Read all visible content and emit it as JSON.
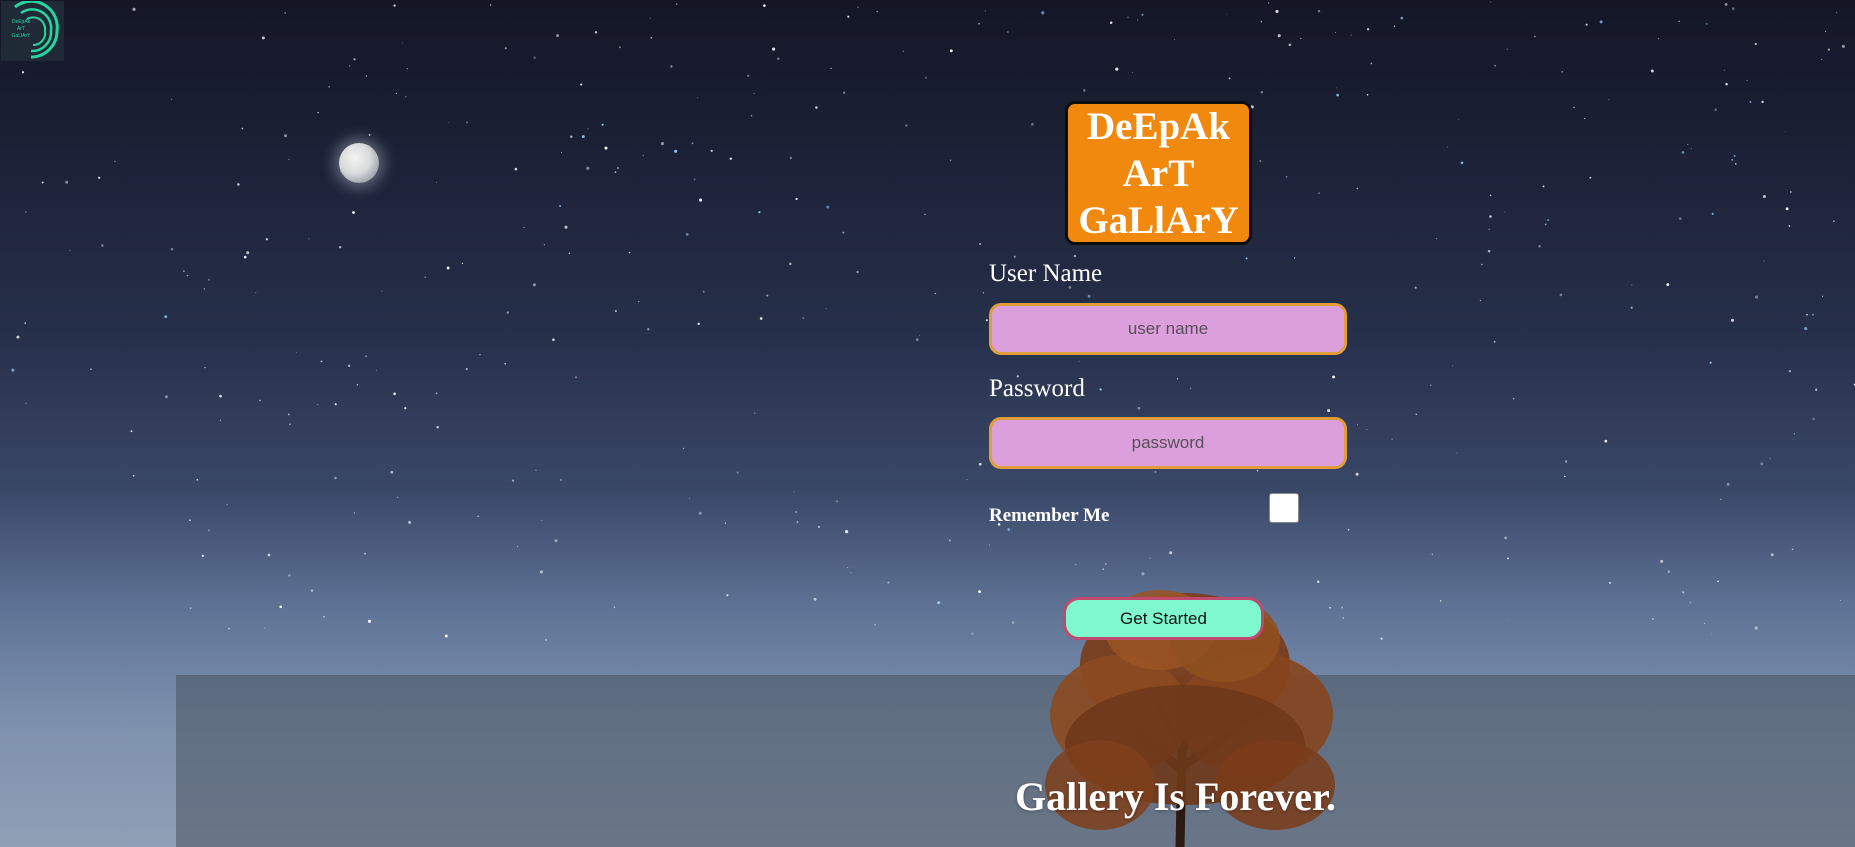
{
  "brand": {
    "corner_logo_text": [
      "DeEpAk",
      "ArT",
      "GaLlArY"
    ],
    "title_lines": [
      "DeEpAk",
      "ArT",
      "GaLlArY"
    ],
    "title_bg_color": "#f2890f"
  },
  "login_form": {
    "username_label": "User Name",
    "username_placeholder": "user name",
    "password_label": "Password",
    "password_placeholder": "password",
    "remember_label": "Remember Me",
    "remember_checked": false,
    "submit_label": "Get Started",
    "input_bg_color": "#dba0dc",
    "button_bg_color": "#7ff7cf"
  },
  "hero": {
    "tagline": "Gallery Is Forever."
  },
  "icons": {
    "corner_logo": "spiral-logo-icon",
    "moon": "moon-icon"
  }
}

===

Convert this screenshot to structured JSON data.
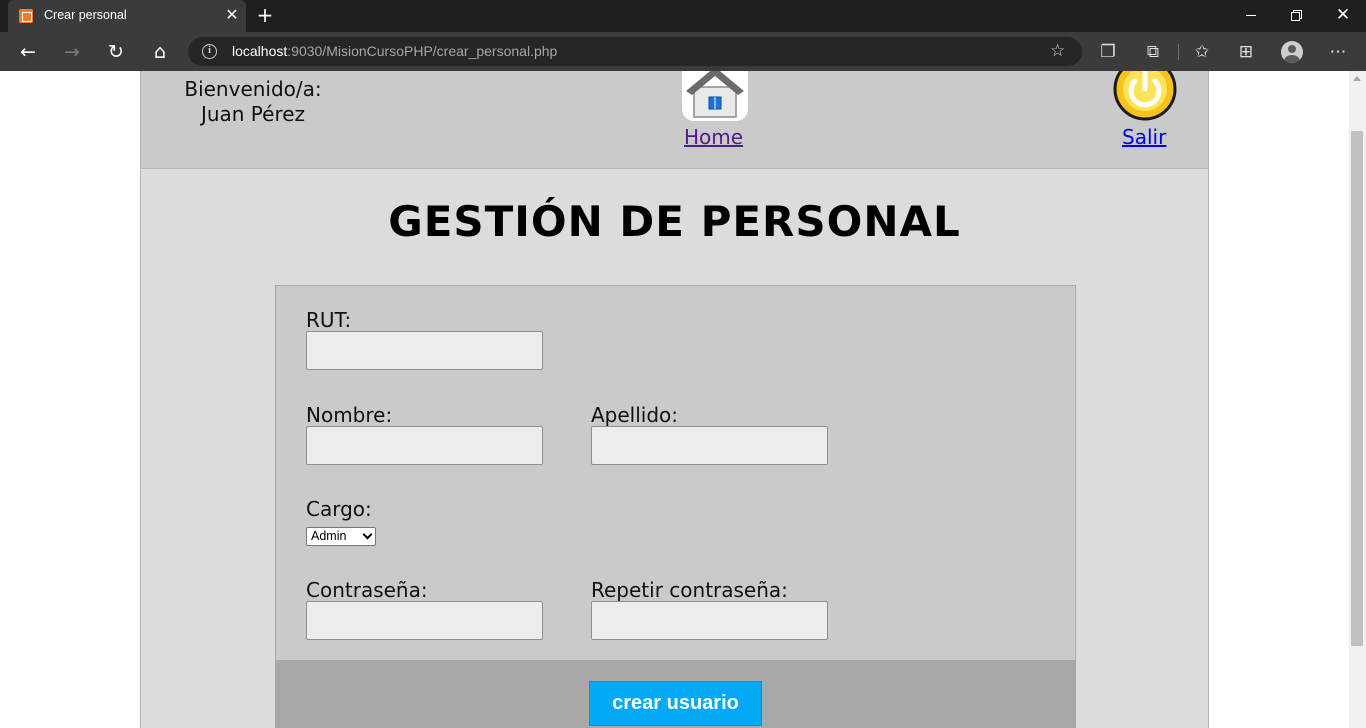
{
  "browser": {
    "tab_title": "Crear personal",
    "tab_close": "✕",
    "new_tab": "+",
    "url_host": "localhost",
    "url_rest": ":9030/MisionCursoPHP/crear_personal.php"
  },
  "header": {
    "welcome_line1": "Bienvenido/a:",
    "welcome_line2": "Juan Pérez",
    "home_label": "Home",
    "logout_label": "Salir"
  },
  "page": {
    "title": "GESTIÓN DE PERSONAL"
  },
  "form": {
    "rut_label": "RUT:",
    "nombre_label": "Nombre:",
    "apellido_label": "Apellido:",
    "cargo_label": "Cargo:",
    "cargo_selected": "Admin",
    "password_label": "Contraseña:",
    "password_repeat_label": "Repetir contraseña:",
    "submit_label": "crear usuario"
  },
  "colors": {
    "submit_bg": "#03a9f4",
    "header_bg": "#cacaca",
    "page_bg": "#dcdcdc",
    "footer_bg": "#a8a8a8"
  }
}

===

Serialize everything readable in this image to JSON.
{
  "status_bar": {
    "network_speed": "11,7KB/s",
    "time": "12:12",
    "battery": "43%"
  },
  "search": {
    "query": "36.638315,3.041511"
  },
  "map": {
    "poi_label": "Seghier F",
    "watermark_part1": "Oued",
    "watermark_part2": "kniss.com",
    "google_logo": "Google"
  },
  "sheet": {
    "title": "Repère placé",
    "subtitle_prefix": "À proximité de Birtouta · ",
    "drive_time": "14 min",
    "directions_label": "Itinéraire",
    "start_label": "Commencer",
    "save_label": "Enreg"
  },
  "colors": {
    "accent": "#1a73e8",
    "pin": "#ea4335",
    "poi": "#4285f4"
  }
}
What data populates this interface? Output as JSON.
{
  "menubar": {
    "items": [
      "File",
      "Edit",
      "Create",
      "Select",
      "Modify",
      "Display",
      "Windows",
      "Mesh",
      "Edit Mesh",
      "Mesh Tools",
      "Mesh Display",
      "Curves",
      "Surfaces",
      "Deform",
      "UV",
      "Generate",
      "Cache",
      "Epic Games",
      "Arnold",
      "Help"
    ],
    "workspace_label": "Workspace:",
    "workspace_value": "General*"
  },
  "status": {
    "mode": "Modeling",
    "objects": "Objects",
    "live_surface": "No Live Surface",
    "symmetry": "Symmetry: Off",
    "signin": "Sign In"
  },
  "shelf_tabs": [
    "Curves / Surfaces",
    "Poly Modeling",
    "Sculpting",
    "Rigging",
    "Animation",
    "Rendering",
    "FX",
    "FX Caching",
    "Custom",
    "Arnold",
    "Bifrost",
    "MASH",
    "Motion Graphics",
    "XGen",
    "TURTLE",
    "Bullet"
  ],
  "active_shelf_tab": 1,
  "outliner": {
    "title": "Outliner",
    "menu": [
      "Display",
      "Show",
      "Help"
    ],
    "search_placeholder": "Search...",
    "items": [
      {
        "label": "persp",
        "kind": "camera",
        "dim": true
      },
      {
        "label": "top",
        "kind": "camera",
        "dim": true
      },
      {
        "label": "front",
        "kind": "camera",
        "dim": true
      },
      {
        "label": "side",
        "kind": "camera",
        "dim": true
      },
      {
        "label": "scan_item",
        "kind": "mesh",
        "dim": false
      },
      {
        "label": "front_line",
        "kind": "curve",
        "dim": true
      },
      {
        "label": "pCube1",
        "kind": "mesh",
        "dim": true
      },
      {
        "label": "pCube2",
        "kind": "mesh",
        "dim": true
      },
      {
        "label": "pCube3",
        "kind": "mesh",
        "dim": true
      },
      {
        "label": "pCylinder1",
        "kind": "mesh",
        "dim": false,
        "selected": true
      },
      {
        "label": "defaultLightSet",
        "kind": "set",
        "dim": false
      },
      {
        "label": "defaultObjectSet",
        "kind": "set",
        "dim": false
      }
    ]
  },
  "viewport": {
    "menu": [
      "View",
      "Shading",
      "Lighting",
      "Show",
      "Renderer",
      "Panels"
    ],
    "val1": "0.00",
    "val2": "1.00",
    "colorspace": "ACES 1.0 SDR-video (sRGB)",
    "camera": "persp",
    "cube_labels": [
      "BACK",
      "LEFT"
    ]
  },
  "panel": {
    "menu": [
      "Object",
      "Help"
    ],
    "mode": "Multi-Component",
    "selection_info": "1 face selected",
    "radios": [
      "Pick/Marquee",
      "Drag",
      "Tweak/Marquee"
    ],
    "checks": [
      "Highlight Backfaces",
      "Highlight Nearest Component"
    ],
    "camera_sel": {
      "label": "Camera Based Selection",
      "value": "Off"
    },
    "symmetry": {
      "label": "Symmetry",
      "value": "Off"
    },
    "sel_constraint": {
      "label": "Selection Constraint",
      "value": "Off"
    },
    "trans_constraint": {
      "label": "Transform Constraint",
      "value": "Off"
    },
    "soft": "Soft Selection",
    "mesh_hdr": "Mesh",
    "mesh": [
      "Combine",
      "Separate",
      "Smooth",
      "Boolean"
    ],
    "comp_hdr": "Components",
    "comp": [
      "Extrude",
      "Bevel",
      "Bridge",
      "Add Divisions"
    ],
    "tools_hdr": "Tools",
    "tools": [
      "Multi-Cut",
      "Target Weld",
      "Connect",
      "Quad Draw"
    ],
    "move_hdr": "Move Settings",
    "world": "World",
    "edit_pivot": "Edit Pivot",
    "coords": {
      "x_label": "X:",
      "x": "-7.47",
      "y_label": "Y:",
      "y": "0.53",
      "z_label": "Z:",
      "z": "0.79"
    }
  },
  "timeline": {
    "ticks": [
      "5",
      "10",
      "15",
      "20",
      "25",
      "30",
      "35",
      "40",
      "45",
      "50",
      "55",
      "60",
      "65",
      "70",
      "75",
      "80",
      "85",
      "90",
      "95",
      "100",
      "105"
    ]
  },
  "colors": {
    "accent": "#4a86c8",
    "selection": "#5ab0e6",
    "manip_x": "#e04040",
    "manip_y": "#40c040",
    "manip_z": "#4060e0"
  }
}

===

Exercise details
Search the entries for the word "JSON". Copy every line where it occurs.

Solved exercise
Read all visible content and emit it as JSON.
Convert this screenshot to structured JSON data.
Serialize everything readable in this image to JSON.
What data populates this interface? Output as JSON.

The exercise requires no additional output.